◆ Data provided
+++++
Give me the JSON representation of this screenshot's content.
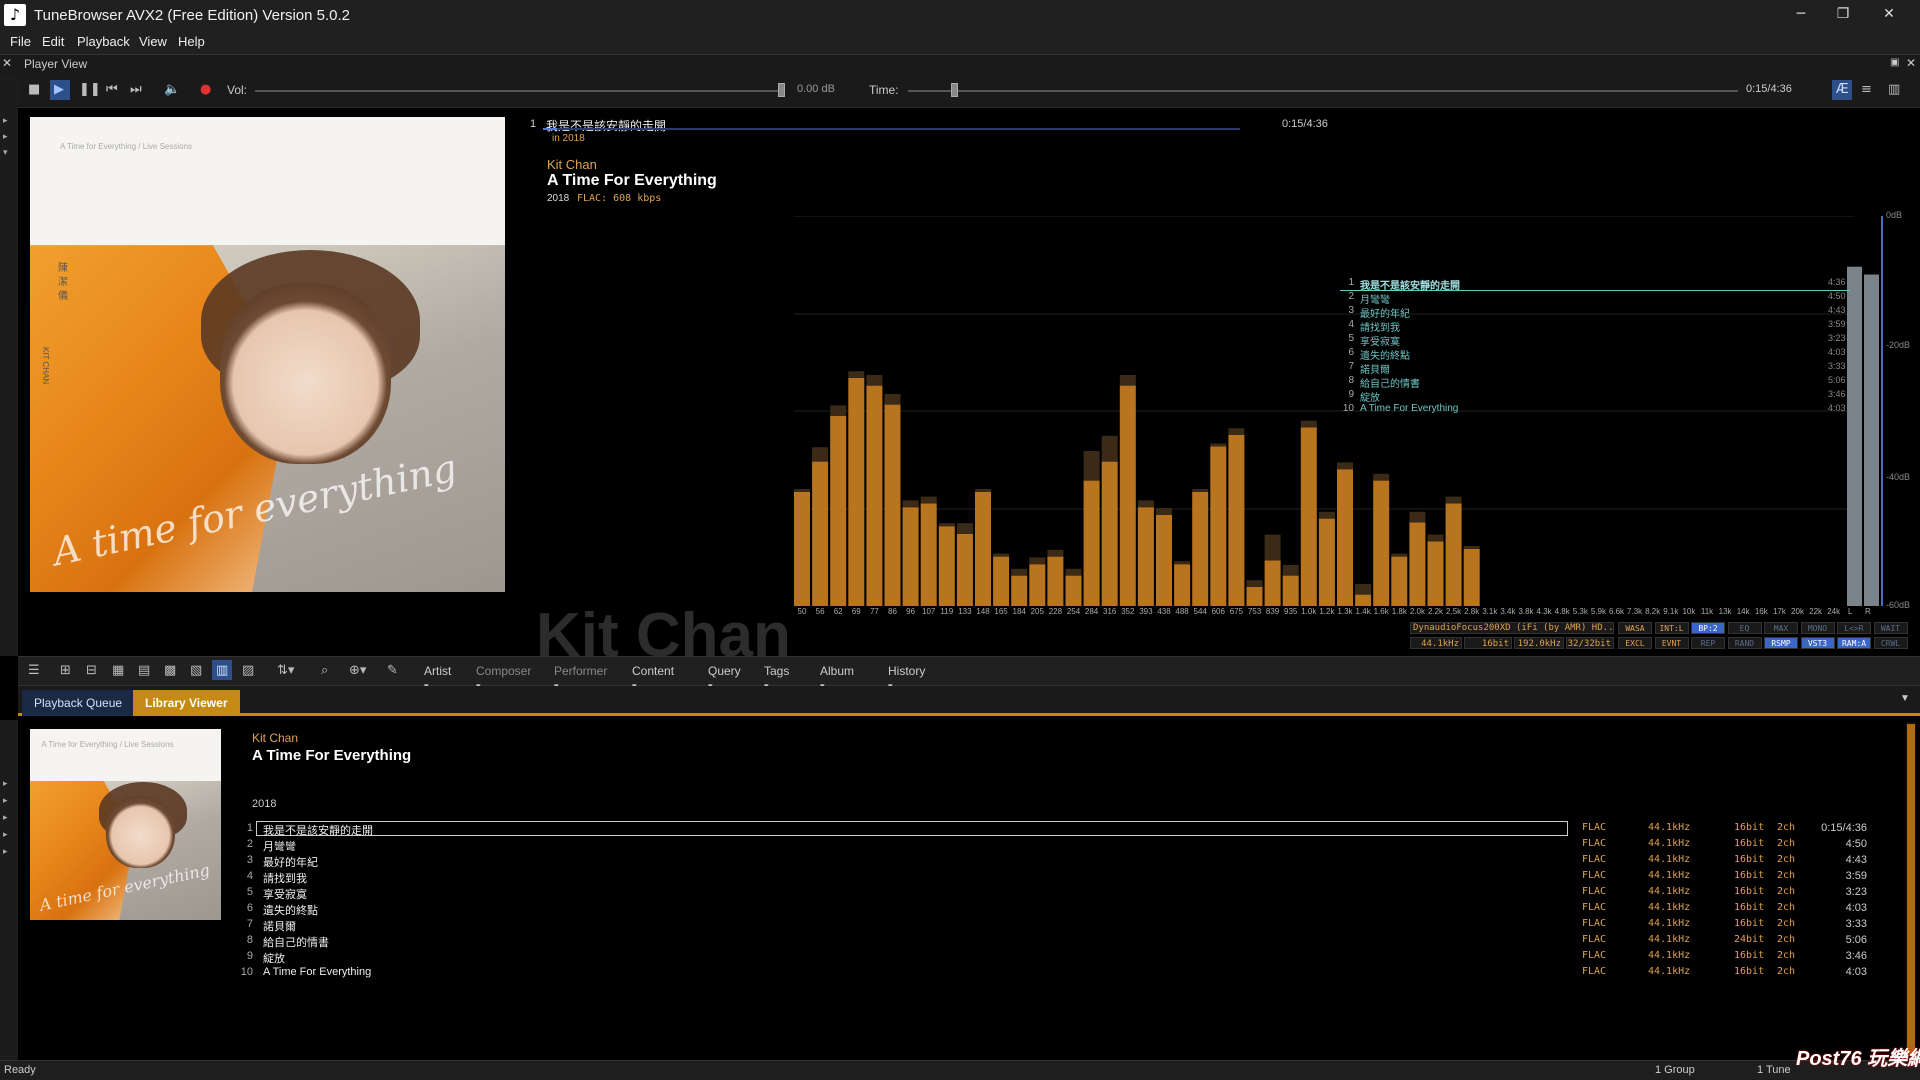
{
  "app": {
    "title": "TuneBrowser AVX2 (Free Edition) Version 5.0.2",
    "icon": "music-note-icon"
  },
  "menu": [
    "File",
    "Edit",
    "Playback",
    "View",
    "Help"
  ],
  "player_view": {
    "header": "Player View",
    "volume_label": "Vol:",
    "volume_value": "0.00 dB",
    "time_label": "Time:",
    "time_value": "0:15/4:36"
  },
  "now_playing": {
    "track_no": "1",
    "track_title": "我是不是該安靜的走開",
    "sub": "in 2018",
    "position": "0:15/4:36",
    "artist": "Kit Chan",
    "album": "A Time For Everything",
    "year": "2018",
    "format": "FLAC: 608 kbps",
    "watermark": "Kit Chan"
  },
  "cover": {
    "top_text": "A Time for Everything  /  Live Sessions",
    "vertical_cn": "陳潔儀",
    "vertical_en": "KIT CHAN",
    "script": "A time for everything"
  },
  "overlay_tracks": [
    {
      "no": "1",
      "title": "我是不是該安靜的走開",
      "time": "4:36"
    },
    {
      "no": "2",
      "title": "月彎彎",
      "time": "4:50"
    },
    {
      "no": "3",
      "title": "最好的年紀",
      "time": "4:43"
    },
    {
      "no": "4",
      "title": "請找到我",
      "time": "3:59"
    },
    {
      "no": "5",
      "title": "享受寂寞",
      "time": "3:23"
    },
    {
      "no": "6",
      "title": "遺失的終點",
      "time": "4:03"
    },
    {
      "no": "7",
      "title": "諾貝爾",
      "time": "3:33"
    },
    {
      "no": "8",
      "title": "給自己的情書",
      "time": "5:06"
    },
    {
      "no": "9",
      "title": "綻放",
      "time": "3:46"
    },
    {
      "no": "10",
      "title": "A Time For Everything",
      "time": "4:03"
    }
  ],
  "spectrum": {
    "db_labels": [
      "0dB",
      "-20dB",
      "-40dB",
      "-60dB"
    ],
    "freq_labels": [
      "50",
      "56",
      "62",
      "69",
      "77",
      "86",
      "96",
      "107",
      "119",
      "133",
      "148",
      "165",
      "184",
      "205",
      "228",
      "254",
      "284",
      "316",
      "352",
      "393",
      "438",
      "488",
      "544",
      "606",
      "675",
      "753",
      "839",
      "935",
      "1.0k",
      "1.2k",
      "1.3k",
      "1.4k",
      "1.6k",
      "1.8k",
      "2.0k",
      "2.2k",
      "2.5k",
      "2.8k",
      "3.1k",
      "3.4k",
      "3.8k",
      "4.3k",
      "4.8k",
      "5.3k",
      "5.9k",
      "6.6k",
      "7.3k",
      "8.2k",
      "9.1k",
      "10k",
      "11k",
      "13k",
      "14k",
      "16k",
      "17k",
      "20k",
      "22k",
      "24k"
    ],
    "values": [
      0.3,
      0.38,
      0.5,
      0.6,
      0.58,
      0.53,
      0.26,
      0.27,
      0.21,
      0.19,
      0.3,
      0.13,
      0.08,
      0.11,
      0.13,
      0.08,
      0.33,
      0.38,
      0.58,
      0.26,
      0.24,
      0.11,
      0.3,
      0.42,
      0.45,
      0.05,
      0.12,
      0.08,
      0.47,
      0.23,
      0.36,
      0.03,
      0.33,
      0.13,
      0.22,
      0.17,
      0.27,
      0.15,
      0,
      0,
      0,
      0,
      0,
      0,
      0,
      0,
      0,
      0,
      0,
      0,
      0,
      0,
      0,
      0,
      0,
      0,
      0,
      0
    ],
    "peaks": [
      0.3,
      0.41,
      0.52,
      0.61,
      0.6,
      0.55,
      0.27,
      0.28,
      0.21,
      0.21,
      0.3,
      0.13,
      0.09,
      0.12,
      0.14,
      0.09,
      0.4,
      0.44,
      0.6,
      0.27,
      0.25,
      0.11,
      0.3,
      0.42,
      0.46,
      0.06,
      0.18,
      0.1,
      0.48,
      0.24,
      0.37,
      0.05,
      0.34,
      0.13,
      0.24,
      0.18,
      0.28,
      0.15,
      0,
      0,
      0,
      0,
      0,
      0,
      0,
      0,
      0,
      0,
      0,
      0,
      0,
      0,
      0,
      0,
      0,
      0,
      0,
      0
    ],
    "vu_labels": [
      "L",
      "R"
    ],
    "vu_values": [
      0.87,
      0.85
    ],
    "bar_color": "#b8741f"
  },
  "device": {
    "name": "DynaudioFocus200XD (iFi (by AMR) HD...",
    "row2": [
      "44.1kHz",
      "16bit",
      "192.0kHz",
      "32/32bit"
    ],
    "badges_row1": [
      "WASA",
      "INT:L",
      "BP:2",
      "EQ",
      "MAX",
      "MONO",
      "L<>R",
      "WAIT"
    ],
    "badges_row2": [
      "EXCL",
      "EVNT",
      "REP",
      "RAND",
      "RSMP",
      "VST3",
      "RAM:A",
      "CRWL"
    ]
  },
  "toolbar": {
    "menus": [
      "Artist",
      "Composer",
      "Performer",
      "Content",
      "Query",
      "Tags",
      "Album",
      "History"
    ]
  },
  "tabs": [
    "Playback Queue",
    "Library Viewer"
  ],
  "library": {
    "artist": "Kit Chan",
    "album": "A Time For Everything",
    "year": "2018",
    "tracks": [
      {
        "no": "1",
        "title": "我是不是該安靜的走開",
        "fmt": "FLAC",
        "rate": "44.1kHz",
        "bits": "16bit",
        "ch": "2ch",
        "time": "0:15/4:36"
      },
      {
        "no": "2",
        "title": "月彎彎",
        "fmt": "FLAC",
        "rate": "44.1kHz",
        "bits": "16bit",
        "ch": "2ch",
        "time": "4:50"
      },
      {
        "no": "3",
        "title": "最好的年紀",
        "fmt": "FLAC",
        "rate": "44.1kHz",
        "bits": "16bit",
        "ch": "2ch",
        "time": "4:43"
      },
      {
        "no": "4",
        "title": "請找到我",
        "fmt": "FLAC",
        "rate": "44.1kHz",
        "bits": "16bit",
        "ch": "2ch",
        "time": "3:59"
      },
      {
        "no": "5",
        "title": "享受寂寞",
        "fmt": "FLAC",
        "rate": "44.1kHz",
        "bits": "16bit",
        "ch": "2ch",
        "time": "3:23"
      },
      {
        "no": "6",
        "title": "遺失的終點",
        "fmt": "FLAC",
        "rate": "44.1kHz",
        "bits": "16bit",
        "ch": "2ch",
        "time": "4:03"
      },
      {
        "no": "7",
        "title": "諾貝爾",
        "fmt": "FLAC",
        "rate": "44.1kHz",
        "bits": "16bit",
        "ch": "2ch",
        "time": "3:33"
      },
      {
        "no": "8",
        "title": "給自己的情書",
        "fmt": "FLAC",
        "rate": "44.1kHz",
        "bits": "24bit",
        "ch": "2ch",
        "time": "5:06"
      },
      {
        "no": "9",
        "title": "綻放",
        "fmt": "FLAC",
        "rate": "44.1kHz",
        "bits": "16bit",
        "ch": "2ch",
        "time": "3:46"
      },
      {
        "no": "10",
        "title": "A Time For Everything",
        "fmt": "FLAC",
        "rate": "44.1kHz",
        "bits": "16bit",
        "ch": "2ch",
        "time": "4:03"
      }
    ]
  },
  "status": {
    "left": "Ready",
    "groups": "1 Group",
    "tunes": "1 Tune",
    "watermark": "Post76 玩樂網"
  },
  "colors": {
    "accent_orange": "#e0a250",
    "tab_active": "#c58a14",
    "overlay_text": "#6ec3c3"
  }
}
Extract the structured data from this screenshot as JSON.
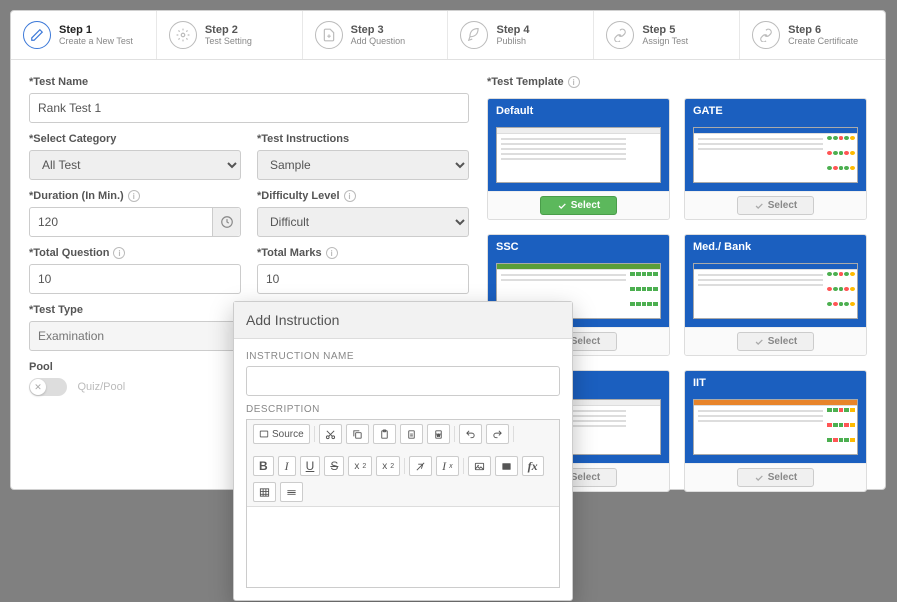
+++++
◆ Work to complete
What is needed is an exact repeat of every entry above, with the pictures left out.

◆ Answer for the task
Give me the JSON representation of this screenshot's content.
{
  "app": {
    "title": "TuneBrowser AVX2 (Free Edition) Version 5.0.2",
    "icon": "music-note-icon"
  },
  "menu": [
    "File",
    "Edit",
    "Playback",
    "View",
    "Help"
  ],
  "player_view": {
    "header": "Player View",
    "volume_label": "Vol:",
    "volume_value": "0.00 dB",
    "time_label": "Time:",
    "time_value": "0:15/4:36"
  },
  "now_playing": {
    "track_no": "1",
    "track_title": "我是不是該安靜的走開",
    "sub": "in 2018",
    "position": "0:15/4:36",
    "artist": "Kit Chan",
    "album": "A Time For Everything",
    "year": "2018",
    "format": "FLAC: 608 kbps",
    "watermark": "Kit Chan"
  },
  "cover": {
    "top_text": "A Time for Everything  /  Live Sessions",
    "vertical_cn": "陳潔儀",
    "vertical_en": "KIT CHAN",
    "script": "A time for everything"
  },
  "overlay_tracks": [
    {
      "no": "1",
      "title": "我是不是該安靜的走開",
      "time": "4:36"
    },
    {
      "no": "2",
      "title": "月彎彎",
      "time": "4:50"
    },
    {
      "no": "3",
      "title": "最好的年紀",
      "time": "4:43"
    },
    {
      "no": "4",
      "title": "請找到我",
      "time": "3:59"
    },
    {
      "no": "5",
      "title": "享受寂寞",
      "time": "3:23"
    },
    {
      "no": "6",
      "title": "遺失的終點",
      "time": "4:03"
    },
    {
      "no": "7",
      "title": "諾貝爾",
      "time": "3:33"
    },
    {
      "no": "8",
      "title": "給自己的情書",
      "time": "5:06"
    },
    {
      "no": "9",
      "title": "綻放",
      "time": "3:46"
    },
    {
      "no": "10",
      "title": "A Time For Everything",
      "time": "4:03"
    }
  ],
  "spectrum": {
    "db_labels": [
      "0dB",
      "-20dB",
      "-40dB",
      "-60dB"
    ],
    "freq_labels": [
      "50",
      "56",
      "62",
      "69",
      "77",
      "86",
      "96",
      "107",
      "119",
      "133",
      "148",
      "165",
      "184",
      "205",
      "228",
      "254",
      "284",
      "316",
      "352",
      "393",
      "438",
      "488",
      "544",
      "606",
      "675",
      "753",
      "839",
      "935",
      "1.0k",
      "1.2k",
      "1.3k",
      "1.4k",
      "1.6k",
      "1.8k",
      "2.0k",
      "2.2k",
      "2.5k",
      "2.8k",
      "3.1k",
      "3.4k",
      "3.8k",
      "4.3k",
      "4.8k",
      "5.3k",
      "5.9k",
      "6.6k",
      "7.3k",
      "8.2k",
      "9.1k",
      "10k",
      "11k",
      "13k",
      "14k",
      "16k",
      "17k",
      "20k",
      "22k",
      "24k"
    ],
    "values": [
      0.3,
      0.38,
      0.5,
      0.6,
      0.58,
      0.53,
      0.26,
      0.27,
      0.21,
      0.19,
      0.3,
      0.13,
      0.08,
      0.11,
      0.13,
      0.08,
      0.33,
      0.38,
      0.58,
      0.26,
      0.24,
      0.11,
      0.3,
      0.42,
      0.45,
      0.05,
      0.12,
      0.08,
      0.47,
      0.23,
      0.36,
      0.03,
      0.33,
      0.13,
      0.22,
      0.17,
      0.27,
      0.15,
      0,
      0,
      0,
      0,
      0,
      0,
      0,
      0,
      0,
      0,
      0,
      0,
      0,
      0,
      0,
      0,
      0,
      0,
      0,
      0
    ],
    "peaks": [
      0.3,
      0.41,
      0.52,
      0.61,
      0.6,
      0.55,
      0.27,
      0.28,
      0.21,
      0.21,
      0.3,
      0.13,
      0.09,
      0.12,
      0.14,
      0.09,
      0.4,
      0.44,
      0.6,
      0.27,
      0.25,
      0.11,
      0.3,
      0.42,
      0.46,
      0.06,
      0.18,
      0.1,
      0.48,
      0.24,
      0.37,
      0.05,
      0.34,
      0.13,
      0.24,
      0.18,
      0.28,
      0.15,
      0,
      0,
      0,
      0,
      0,
      0,
      0,
      0,
      0,
      0,
      0,
      0,
      0,
      0,
      0,
      0,
      0,
      0,
      0,
      0
    ],
    "vu_labels": [
      "L",
      "R"
    ],
    "vu_values": [
      0.87,
      0.85
    ],
    "bar_color": "#b8741f"
  },
  "device": {
    "name": "DynaudioFocus200XD (iFi (by AMR) HD...",
    "row2": [
      "44.1kHz",
      "16bit",
      "192.0kHz",
      "32/32bit"
    ],
    "badges_row1": [
      "WASA",
      "INT:L",
      "BP:2",
      "EQ",
      "MAX",
      "MONO",
      "L<>R",
      "WAIT"
    ],
    "badges_row2": [
      "EXCL",
      "EVNT",
      "REP",
      "RAND",
      "RSMP",
      "VST3",
      "RAM:A",
      "CRWL"
    ]
  },
  "toolbar": {
    "menus": [
      "Artist",
      "Composer",
      "Performer",
      "Content",
      "Query",
      "Tags",
      "Album",
      "History"
    ]
  },
  "tabs": [
    "Playback Queue",
    "Library Viewer"
  ],
  "library": {
    "artist": "Kit Chan",
    "album": "A Time For Everything",
    "year": "2018",
    "tracks": [
      {
        "no": "1",
        "title": "我是不是該安靜的走開",
        "fmt": "FLAC",
        "rate": "44.1kHz",
        "bits": "16bit",
        "ch": "2ch",
        "time": "0:15/4:36"
      },
      {
        "no": "2",
        "title": "月彎彎",
        "fmt": "FLAC",
        "rate": "44.1kHz",
        "bits": "16bit",
        "ch": "2ch",
        "time": "4:50"
      },
      {
        "no": "3",
        "title": "最好的年紀",
        "fmt": "FLAC",
        "rate": "44.1kHz",
        "bits": "16bit",
        "ch": "2ch",
        "time": "4:43"
      },
      {
        "no": "4",
        "title": "請找到我",
        "fmt": "FLAC",
        "rate": "44.1kHz",
        "bits": "16bit",
        "ch": "2ch",
        "time": "3:59"
      },
      {
        "no": "5",
        "title": "享受寂寞",
        "fmt": "FLAC",
        "rate": "44.1kHz",
        "bits": "16bit",
        "ch": "2ch",
        "time": "3:23"
      },
      {
        "no": "6",
        "title": "遺失的終點",
        "fmt": "FLAC",
        "rate": "44.1kHz",
        "bits": "16bit",
        "ch": "2ch",
        "time": "4:03"
      },
      {
        "no": "7",
        "title": "諾貝爾",
        "fmt": "FLAC",
        "rate": "44.1kHz",
        "bits": "16bit",
        "ch": "2ch",
        "time": "3:33"
      },
      {
        "no": "8",
        "title": "給自己的情書",
        "fmt": "FLAC",
        "rate": "44.1kHz",
        "bits": "24bit",
        "ch": "2ch",
        "time": "5:06"
      },
      {
        "no": "9",
        "title": "綻放",
        "fmt": "FLAC",
        "rate": "44.1kHz",
        "bits": "16bit",
        "ch": "2ch",
        "time": "3:46"
      },
      {
        "no": "10",
        "title": "A Time For Everything",
        "fmt": "FLAC",
        "rate": "44.1kHz",
        "bits": "16bit",
        "ch": "2ch",
        "time": "4:03"
      }
    ]
  },
  "status": {
    "left": "Ready",
    "groups": "1 Group",
    "tunes": "1 Tune",
    "watermark": "Post76 玩樂網"
  },
  "colors": {
    "accent_orange": "#e0a250",
    "tab_active": "#c58a14",
    "overlay_text": "#6ec3c3"
  }
}
Extract the structured data from this screenshot as JSON.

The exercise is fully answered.